Provided information Block Start

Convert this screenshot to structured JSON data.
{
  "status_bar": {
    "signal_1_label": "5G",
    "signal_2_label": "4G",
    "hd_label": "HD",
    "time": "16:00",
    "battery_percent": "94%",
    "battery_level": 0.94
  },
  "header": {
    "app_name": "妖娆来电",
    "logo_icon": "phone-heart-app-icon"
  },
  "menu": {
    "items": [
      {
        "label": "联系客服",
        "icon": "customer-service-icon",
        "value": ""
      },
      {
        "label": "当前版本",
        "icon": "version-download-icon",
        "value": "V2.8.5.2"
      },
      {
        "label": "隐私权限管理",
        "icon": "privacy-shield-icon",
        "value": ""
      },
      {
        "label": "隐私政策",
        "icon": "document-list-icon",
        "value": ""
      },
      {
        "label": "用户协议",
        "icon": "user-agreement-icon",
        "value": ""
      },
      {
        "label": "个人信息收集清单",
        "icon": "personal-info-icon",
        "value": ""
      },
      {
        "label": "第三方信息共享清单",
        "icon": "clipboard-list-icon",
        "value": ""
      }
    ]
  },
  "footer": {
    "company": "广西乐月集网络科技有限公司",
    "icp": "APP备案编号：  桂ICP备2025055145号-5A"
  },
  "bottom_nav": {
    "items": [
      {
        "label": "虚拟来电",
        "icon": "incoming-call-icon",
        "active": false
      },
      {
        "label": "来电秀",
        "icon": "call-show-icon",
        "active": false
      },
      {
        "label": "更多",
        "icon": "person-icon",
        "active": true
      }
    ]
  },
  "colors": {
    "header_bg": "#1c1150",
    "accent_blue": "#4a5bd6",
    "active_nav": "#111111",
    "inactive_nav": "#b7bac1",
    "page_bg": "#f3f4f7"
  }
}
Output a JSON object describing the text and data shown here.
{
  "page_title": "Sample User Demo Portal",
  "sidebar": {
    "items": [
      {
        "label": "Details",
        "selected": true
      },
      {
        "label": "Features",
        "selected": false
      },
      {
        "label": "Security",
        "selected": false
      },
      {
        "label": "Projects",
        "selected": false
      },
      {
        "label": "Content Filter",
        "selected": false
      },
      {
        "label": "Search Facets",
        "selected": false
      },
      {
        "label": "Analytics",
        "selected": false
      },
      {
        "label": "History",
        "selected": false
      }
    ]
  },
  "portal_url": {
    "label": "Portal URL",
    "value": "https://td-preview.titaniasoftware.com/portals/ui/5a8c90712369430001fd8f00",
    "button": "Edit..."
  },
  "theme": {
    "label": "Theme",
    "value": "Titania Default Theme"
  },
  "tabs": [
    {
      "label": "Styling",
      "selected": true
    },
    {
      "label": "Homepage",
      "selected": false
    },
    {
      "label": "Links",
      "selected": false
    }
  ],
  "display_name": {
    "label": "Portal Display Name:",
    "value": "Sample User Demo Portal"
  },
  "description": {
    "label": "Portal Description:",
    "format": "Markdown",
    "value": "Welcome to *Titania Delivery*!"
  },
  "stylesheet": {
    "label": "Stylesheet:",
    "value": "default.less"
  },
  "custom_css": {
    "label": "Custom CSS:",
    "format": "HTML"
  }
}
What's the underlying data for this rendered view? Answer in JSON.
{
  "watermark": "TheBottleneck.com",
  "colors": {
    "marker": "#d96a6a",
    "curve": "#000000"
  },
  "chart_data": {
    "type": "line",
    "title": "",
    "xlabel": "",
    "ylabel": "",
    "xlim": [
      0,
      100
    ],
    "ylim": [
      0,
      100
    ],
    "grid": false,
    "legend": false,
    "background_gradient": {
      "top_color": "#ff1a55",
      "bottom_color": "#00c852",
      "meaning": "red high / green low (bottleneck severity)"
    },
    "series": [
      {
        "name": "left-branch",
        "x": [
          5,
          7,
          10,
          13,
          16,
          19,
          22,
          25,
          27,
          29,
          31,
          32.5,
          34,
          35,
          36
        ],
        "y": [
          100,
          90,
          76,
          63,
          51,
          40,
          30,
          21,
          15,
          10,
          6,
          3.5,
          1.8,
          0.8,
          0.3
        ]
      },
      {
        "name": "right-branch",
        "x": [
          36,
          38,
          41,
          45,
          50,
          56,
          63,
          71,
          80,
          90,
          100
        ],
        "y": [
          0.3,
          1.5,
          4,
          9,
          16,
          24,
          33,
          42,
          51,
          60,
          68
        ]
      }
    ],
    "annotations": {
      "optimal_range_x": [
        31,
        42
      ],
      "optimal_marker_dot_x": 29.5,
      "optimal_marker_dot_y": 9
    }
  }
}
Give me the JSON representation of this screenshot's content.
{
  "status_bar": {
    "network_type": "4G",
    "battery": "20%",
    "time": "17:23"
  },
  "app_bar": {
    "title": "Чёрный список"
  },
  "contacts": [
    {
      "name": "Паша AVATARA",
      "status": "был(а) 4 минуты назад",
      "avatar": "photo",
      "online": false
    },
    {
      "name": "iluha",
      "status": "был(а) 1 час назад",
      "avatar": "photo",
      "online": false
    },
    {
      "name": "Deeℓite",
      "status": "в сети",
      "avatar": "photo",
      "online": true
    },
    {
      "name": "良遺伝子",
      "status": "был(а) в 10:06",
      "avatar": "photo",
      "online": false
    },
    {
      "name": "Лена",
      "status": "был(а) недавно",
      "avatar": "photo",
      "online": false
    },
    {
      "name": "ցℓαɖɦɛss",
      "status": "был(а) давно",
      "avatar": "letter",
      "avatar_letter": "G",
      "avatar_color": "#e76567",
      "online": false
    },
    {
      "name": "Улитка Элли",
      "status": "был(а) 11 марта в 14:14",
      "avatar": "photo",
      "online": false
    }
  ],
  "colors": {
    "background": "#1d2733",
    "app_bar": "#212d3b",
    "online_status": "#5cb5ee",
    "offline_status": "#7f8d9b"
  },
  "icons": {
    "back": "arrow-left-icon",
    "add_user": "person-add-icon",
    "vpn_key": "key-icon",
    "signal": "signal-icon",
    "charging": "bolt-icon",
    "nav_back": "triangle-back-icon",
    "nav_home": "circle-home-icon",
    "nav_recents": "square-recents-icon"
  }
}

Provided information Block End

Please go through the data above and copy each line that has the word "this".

Convert this screenshot to structured JSON data.
What's the underlying data for this rendered view? Answer in JSON.
Give me the JSON representation of this screenshot's content.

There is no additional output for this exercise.